8) I want to be clear on the way in which on-going studies progress the work you published in Psychiatry Research this month.
9) You want to determine whether the caudate activation you observe with physical activity is compensatory or protective, how do your studies tease out this distinction?
10) I read with interest Verghese's 2006 article in Neurology focusing on the ability of leisure activities such as reading, writing, crossword puzzles to lower risk of aMCI. How did you control for instances when subjects were extremely mentally active in their daily lives? Was it possible that these types of subjects were capable of skewing the results?
11) I also want to be clear on future implications of your findings: do you imagine that Alzheimer's can be staved in some way if exercise is increased after a diagnosis of aMCI?
12) Based on your findings so far, how much exercise is reasonably expected to delay Alzheimer's?
13) To qualify for the study, subjects also had to meet Petersen criteria for aMCI. Can you describe some of these criteria?
1) I understand the study’s major endpoint: to measure blood flow in the caudate nucleus and semantic memory pre and post physical activity, but I want to clarify the ultimate goal of these studies: is it to test the efficacy of exercise in staving off mild cognitive impairment or is it to stave off Alzheimers in people who have MCI or is it to keep blood flowing to a part of the aging brain that is involved in an important type of memory?
2) Do you typically get study subjects who have been previously diagnosed with mild cognitive impairment? Or are study participants typically people who have concerns about memory loss? What do you think motivates your volunteers?
3) The brochure says that participants need to be between 60-88 years old and able to walk on a treadmill. Exclusion/inclusion criteria? Are people with Alzhiemers excluded?
4) Tell me about your screening process.
5) Tell me about the famous name discrimination test of semantic memory administered to subjects who volunteer. What do these results tell you about the subject?
6) Have you started to collect data in control subjects (or perhaps the studies are blinded?). How do you differentiate your controls from those who are cognitively impaired?
7) Let me clarify the time commitment required for these studies: 4 d/wk, 30 min/day, 12 weeks. This involves 46 visits to the patient by a trainer or lab staff?

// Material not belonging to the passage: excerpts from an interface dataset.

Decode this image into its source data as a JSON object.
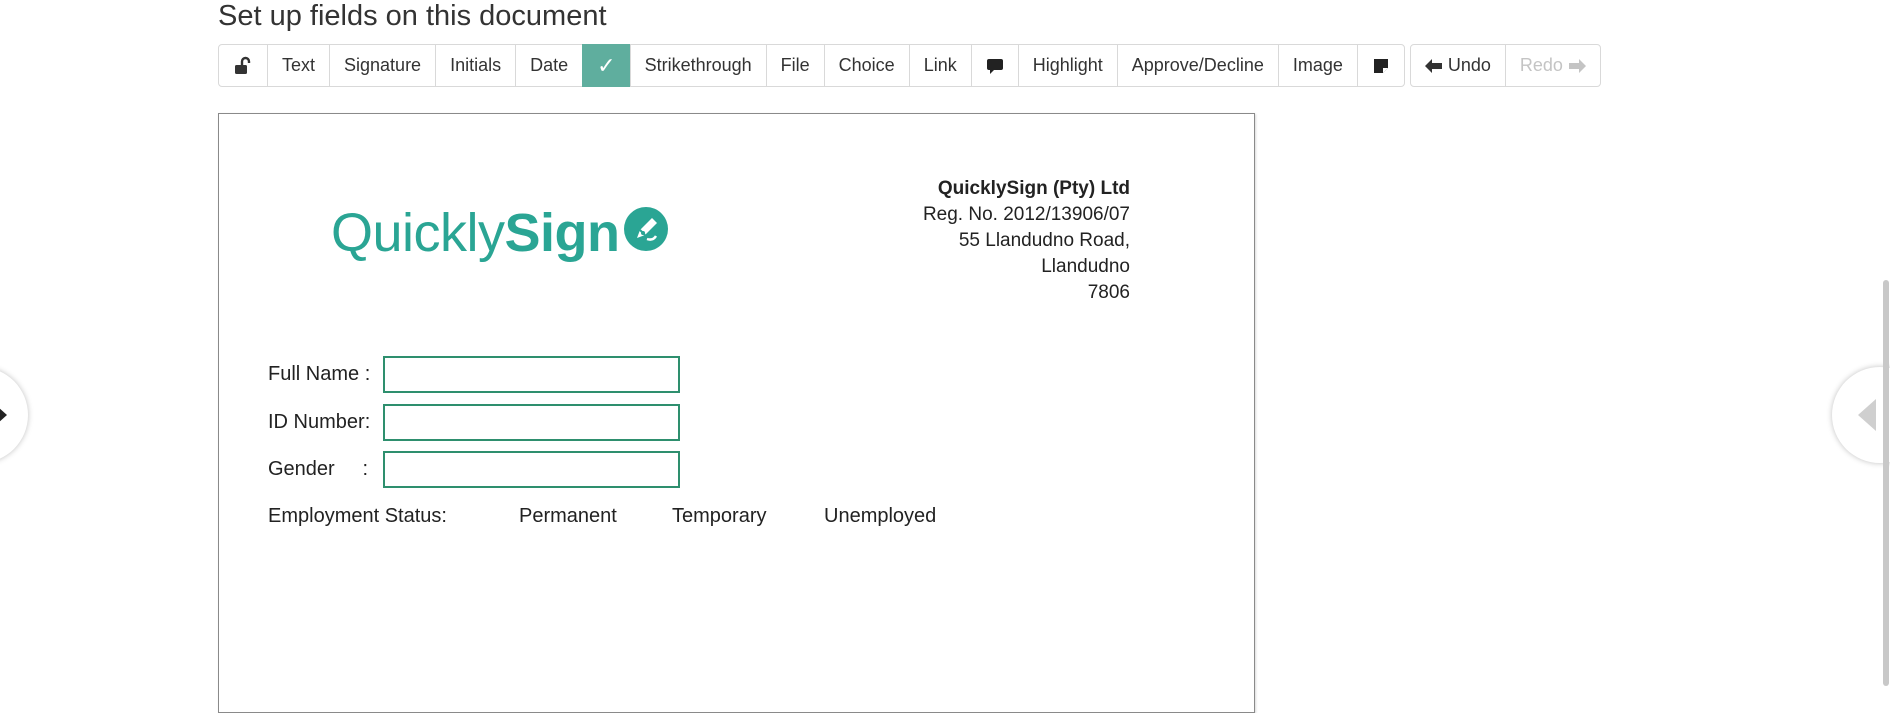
{
  "page": {
    "title": "Set up fields on this document"
  },
  "toolbar": {
    "lock": {
      "icon": "unlock-icon"
    },
    "text": "Text",
    "signature": "Signature",
    "initials": "Initials",
    "date": "Date",
    "checkbox": {
      "label": "✓",
      "active": true
    },
    "strikethrough": "Strikethrough",
    "file": "File",
    "choice": "Choice",
    "link": "Link",
    "comment": {
      "icon": "comment-icon"
    },
    "highlight": "Highlight",
    "approve_decline": "Approve/Decline",
    "image": "Image",
    "sticky_note": {
      "icon": "sticky-note-icon"
    },
    "undo": "Undo",
    "redo": "Redo"
  },
  "document": {
    "logo": {
      "light": "Quickly",
      "bold": "Sign",
      "color": "#2aa594"
    },
    "company": {
      "name": "QuicklySign (Pty) Ltd",
      "reg": "Reg. No. 2012/13906/07",
      "address1": "55 Llandudno Road,",
      "address2": "Llandudno",
      "postcode": "7806"
    },
    "form": {
      "full_name_label": "Full Name :",
      "id_number_label": "ID Number:",
      "gender_label": "Gender     :",
      "employment_label": "Employment Status:",
      "options": [
        "Permanent",
        "Temporary",
        "Unemployed"
      ]
    }
  },
  "colors": {
    "accent": "#5fae9e",
    "field_border": "#2e8f6e"
  }
}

8) Describe how the trainer works with study subjects to get them up to speed in terms of the exercise.
9) Do you have any tips for study participants as far as coping with the confinement of the MRI machine?
10) What have been the subjects’ impressions of the study?
Study participant was asked to describe her experience in the study and her motivation for participating.
Neuroimaging expert1) Would you be willing to describe that 1991 picture next to the MRI?
2) What has been your trajectory since that picture was taken?
3) What are some of the important advances in fMRI since you were a student in Milwaukee; what are still some of its limitations?
4) Can you describe some of the work you’re doing in brain mapping?
OUTSIDE SOURCE INTERVIEW
Would you be willing to comment on the significance or future directions, or perhaps the pitfalls of this type of research?